## Activity
Exclude the pictures and repeat all of the data exactly.

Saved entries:
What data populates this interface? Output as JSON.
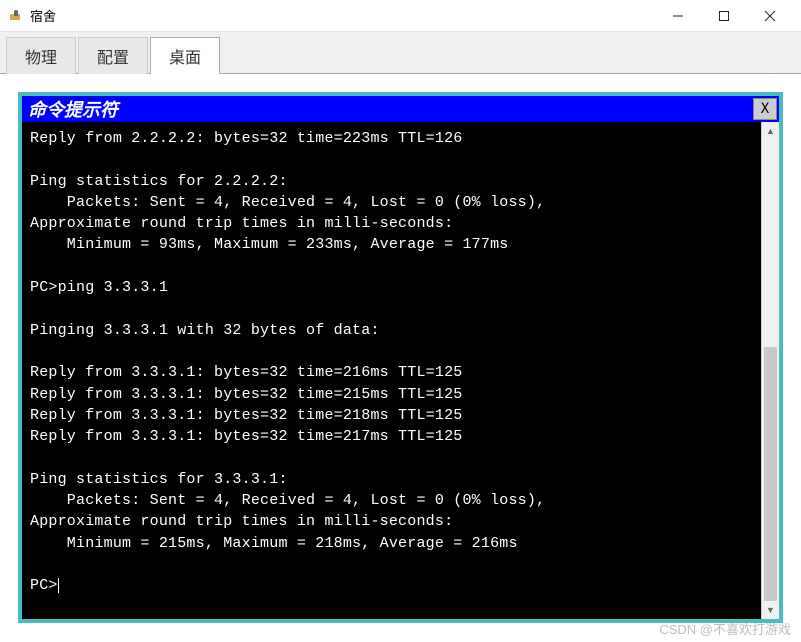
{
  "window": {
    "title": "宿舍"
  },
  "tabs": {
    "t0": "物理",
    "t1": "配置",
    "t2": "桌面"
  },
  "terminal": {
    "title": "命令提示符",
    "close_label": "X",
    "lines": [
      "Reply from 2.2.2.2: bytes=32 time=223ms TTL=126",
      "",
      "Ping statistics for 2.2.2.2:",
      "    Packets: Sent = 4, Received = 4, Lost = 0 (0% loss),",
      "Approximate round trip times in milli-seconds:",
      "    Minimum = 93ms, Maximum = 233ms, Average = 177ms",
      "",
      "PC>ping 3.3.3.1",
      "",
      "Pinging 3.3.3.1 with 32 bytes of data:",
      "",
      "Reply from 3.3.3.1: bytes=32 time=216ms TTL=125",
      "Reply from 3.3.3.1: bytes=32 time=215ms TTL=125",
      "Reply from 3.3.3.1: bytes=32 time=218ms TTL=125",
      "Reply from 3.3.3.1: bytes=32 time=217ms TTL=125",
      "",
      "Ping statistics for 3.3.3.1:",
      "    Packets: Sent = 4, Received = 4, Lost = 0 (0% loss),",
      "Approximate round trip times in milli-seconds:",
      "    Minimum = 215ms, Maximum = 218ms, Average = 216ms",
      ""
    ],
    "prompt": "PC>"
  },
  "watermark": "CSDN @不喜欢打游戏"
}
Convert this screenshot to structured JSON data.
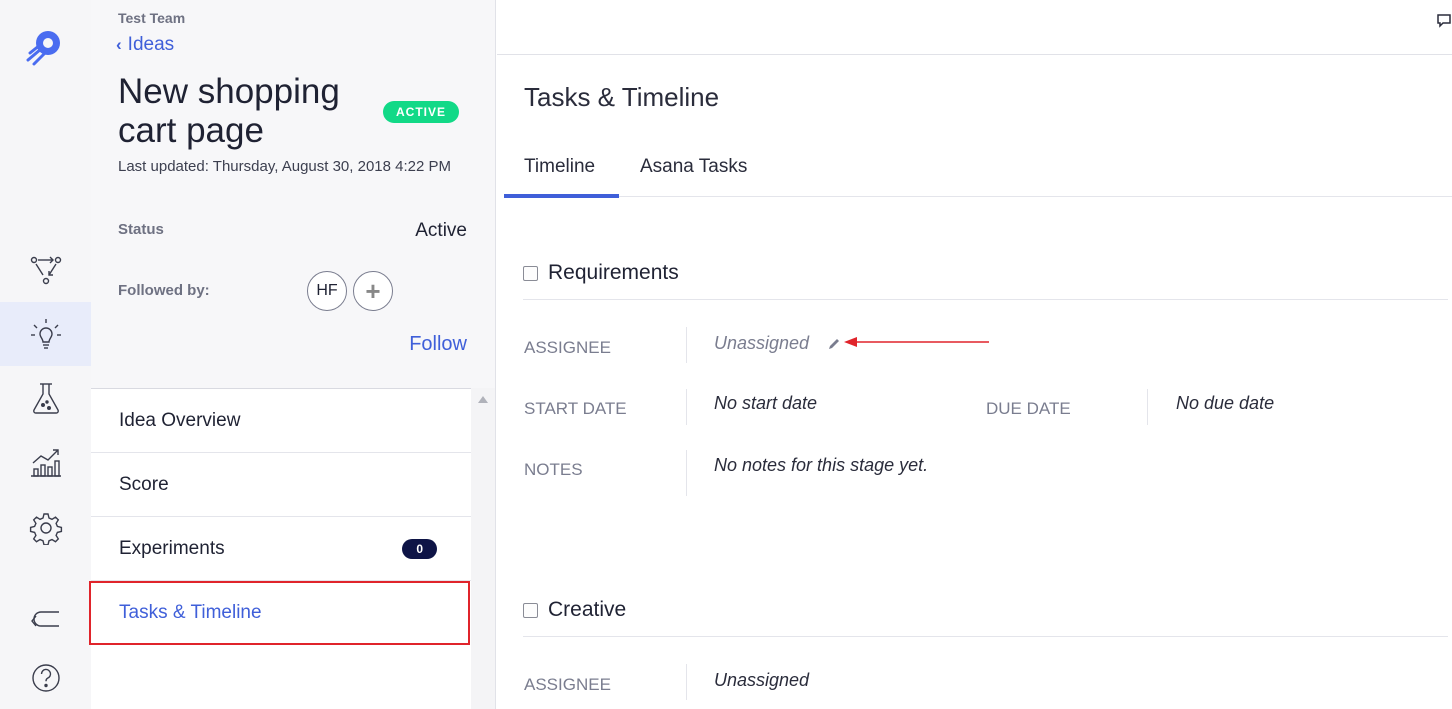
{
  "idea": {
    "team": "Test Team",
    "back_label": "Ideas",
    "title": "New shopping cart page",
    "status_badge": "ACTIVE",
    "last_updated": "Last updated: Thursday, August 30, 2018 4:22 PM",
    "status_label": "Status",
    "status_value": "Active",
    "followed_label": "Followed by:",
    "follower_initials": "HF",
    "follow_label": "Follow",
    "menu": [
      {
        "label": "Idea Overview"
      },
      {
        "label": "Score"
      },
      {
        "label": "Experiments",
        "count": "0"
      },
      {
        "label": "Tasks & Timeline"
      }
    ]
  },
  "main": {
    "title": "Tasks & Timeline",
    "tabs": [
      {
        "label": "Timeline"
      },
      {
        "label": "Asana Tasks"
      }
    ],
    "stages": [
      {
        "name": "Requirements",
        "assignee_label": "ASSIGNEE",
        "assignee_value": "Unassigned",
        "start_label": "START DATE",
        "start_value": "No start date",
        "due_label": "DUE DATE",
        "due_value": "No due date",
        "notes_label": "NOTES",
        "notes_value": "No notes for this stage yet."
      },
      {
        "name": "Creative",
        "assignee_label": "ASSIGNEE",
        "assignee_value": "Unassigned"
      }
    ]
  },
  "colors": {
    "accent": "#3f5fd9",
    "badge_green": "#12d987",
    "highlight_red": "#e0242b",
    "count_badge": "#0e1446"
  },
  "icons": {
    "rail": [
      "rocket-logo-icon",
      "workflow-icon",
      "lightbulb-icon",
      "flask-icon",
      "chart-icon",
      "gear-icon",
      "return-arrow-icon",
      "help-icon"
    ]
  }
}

## Exercise solution
What data populates this interface? Output as JSON.
{
  "window": {
    "title": "宿舍"
  },
  "tabs": {
    "t0": "物理",
    "t1": "配置",
    "t2": "桌面"
  },
  "terminal": {
    "title": "命令提示符",
    "close_label": "X",
    "lines": [
      "Reply from 2.2.2.2: bytes=32 time=223ms TTL=126",
      "",
      "Ping statistics for 2.2.2.2:",
      "    Packets: Sent = 4, Received = 4, Lost = 0 (0% loss),",
      "Approximate round trip times in milli-seconds:",
      "    Minimum = 93ms, Maximum = 233ms, Average = 177ms",
      "",
      "PC>ping 3.3.3.1",
      "",
      "Pinging 3.3.3.1 with 32 bytes of data:",
      "",
      "Reply from 3.3.3.1: bytes=32 time=216ms TTL=125",
      "Reply from 3.3.3.1: bytes=32 time=215ms TTL=125",
      "Reply from 3.3.3.1: bytes=32 time=218ms TTL=125",
      "Reply from 3.3.3.1: bytes=32 time=217ms TTL=125",
      "",
      "Ping statistics for 3.3.3.1:",
      "    Packets: Sent = 4, Received = 4, Lost = 0 (0% loss),",
      "Approximate round trip times in milli-seconds:",
      "    Minimum = 215ms, Maximum = 218ms, Average = 216ms",
      ""
    ],
    "prompt": "PC>"
  },
  "watermark": "CSDN @不喜欢打游戏"
}
Convert this screenshot to structured JSON data.
{
  "idea": {
    "team": "Test Team",
    "back_label": "Ideas",
    "title": "New shopping cart page",
    "status_badge": "ACTIVE",
    "last_updated": "Last updated: Thursday, August 30, 2018 4:22 PM",
    "status_label": "Status",
    "status_value": "Active",
    "followed_label": "Followed by:",
    "follower_initials": "HF",
    "follow_label": "Follow",
    "menu": [
      {
        "label": "Idea Overview"
      },
      {
        "label": "Score"
      },
      {
        "label": "Experiments",
        "count": "0"
      },
      {
        "label": "Tasks & Timeline"
      }
    ]
  },
  "main": {
    "title": "Tasks & Timeline",
    "tabs": [
      {
        "label": "Timeline"
      },
      {
        "label": "Asana Tasks"
      }
    ],
    "stages": [
      {
        "name": "Requirements",
        "assignee_label": "ASSIGNEE",
        "assignee_value": "Unassigned",
        "start_label": "START DATE",
        "start_value": "No start date",
        "due_label": "DUE DATE",
        "due_value": "No due date",
        "notes_label": "NOTES",
        "notes_value": "No notes for this stage yet."
      },
      {
        "name": "Creative",
        "assignee_label": "ASSIGNEE",
        "assignee_value": "Unassigned"
      }
    ]
  },
  "colors": {
    "accent": "#3f5fd9",
    "badge_green": "#12d987",
    "highlight_red": "#e0242b",
    "count_badge": "#0e1446"
  },
  "icons": {
    "rail": [
      "rocket-logo-icon",
      "workflow-icon",
      "lightbulb-icon",
      "flask-icon",
      "chart-icon",
      "gear-icon",
      "return-arrow-icon",
      "help-icon"
    ]
  }
}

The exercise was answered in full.